● **Exercise input**

________________________

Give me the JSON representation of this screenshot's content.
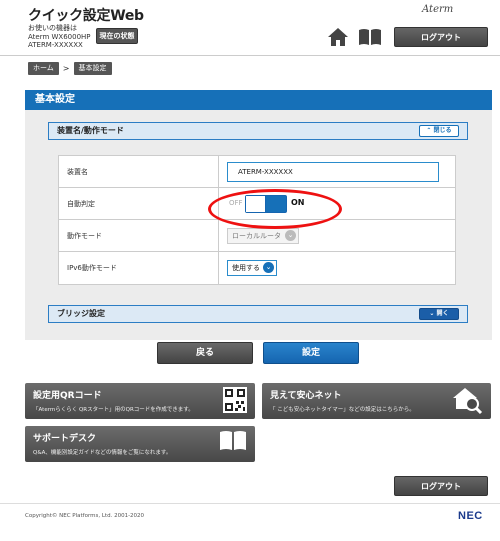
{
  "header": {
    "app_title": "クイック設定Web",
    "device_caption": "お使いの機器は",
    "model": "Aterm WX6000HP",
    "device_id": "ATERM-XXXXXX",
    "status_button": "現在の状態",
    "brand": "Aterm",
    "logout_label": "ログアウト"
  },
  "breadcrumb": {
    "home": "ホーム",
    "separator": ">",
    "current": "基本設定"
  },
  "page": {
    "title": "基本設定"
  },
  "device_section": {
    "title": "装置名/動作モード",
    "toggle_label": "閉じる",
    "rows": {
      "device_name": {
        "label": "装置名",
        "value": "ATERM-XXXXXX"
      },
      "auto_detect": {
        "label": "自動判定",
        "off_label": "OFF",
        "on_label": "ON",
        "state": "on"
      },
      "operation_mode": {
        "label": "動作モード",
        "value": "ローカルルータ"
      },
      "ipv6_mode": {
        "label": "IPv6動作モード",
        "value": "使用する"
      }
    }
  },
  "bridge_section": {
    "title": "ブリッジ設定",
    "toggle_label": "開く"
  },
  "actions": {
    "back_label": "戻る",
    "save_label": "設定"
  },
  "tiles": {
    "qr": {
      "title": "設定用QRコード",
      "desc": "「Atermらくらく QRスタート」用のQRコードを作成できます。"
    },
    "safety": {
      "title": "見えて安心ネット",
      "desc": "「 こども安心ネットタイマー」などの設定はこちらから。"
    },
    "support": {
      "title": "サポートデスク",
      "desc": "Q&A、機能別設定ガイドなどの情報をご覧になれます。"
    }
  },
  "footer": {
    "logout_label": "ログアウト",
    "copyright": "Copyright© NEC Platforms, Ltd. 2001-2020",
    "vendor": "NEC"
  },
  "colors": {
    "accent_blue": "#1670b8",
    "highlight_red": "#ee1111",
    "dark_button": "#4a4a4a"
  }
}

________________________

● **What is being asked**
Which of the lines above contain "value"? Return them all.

● **Answer area**
        "value": "ATERM-XXXXXX"
        "value": "ローカルルータ"
        "value": "使用する"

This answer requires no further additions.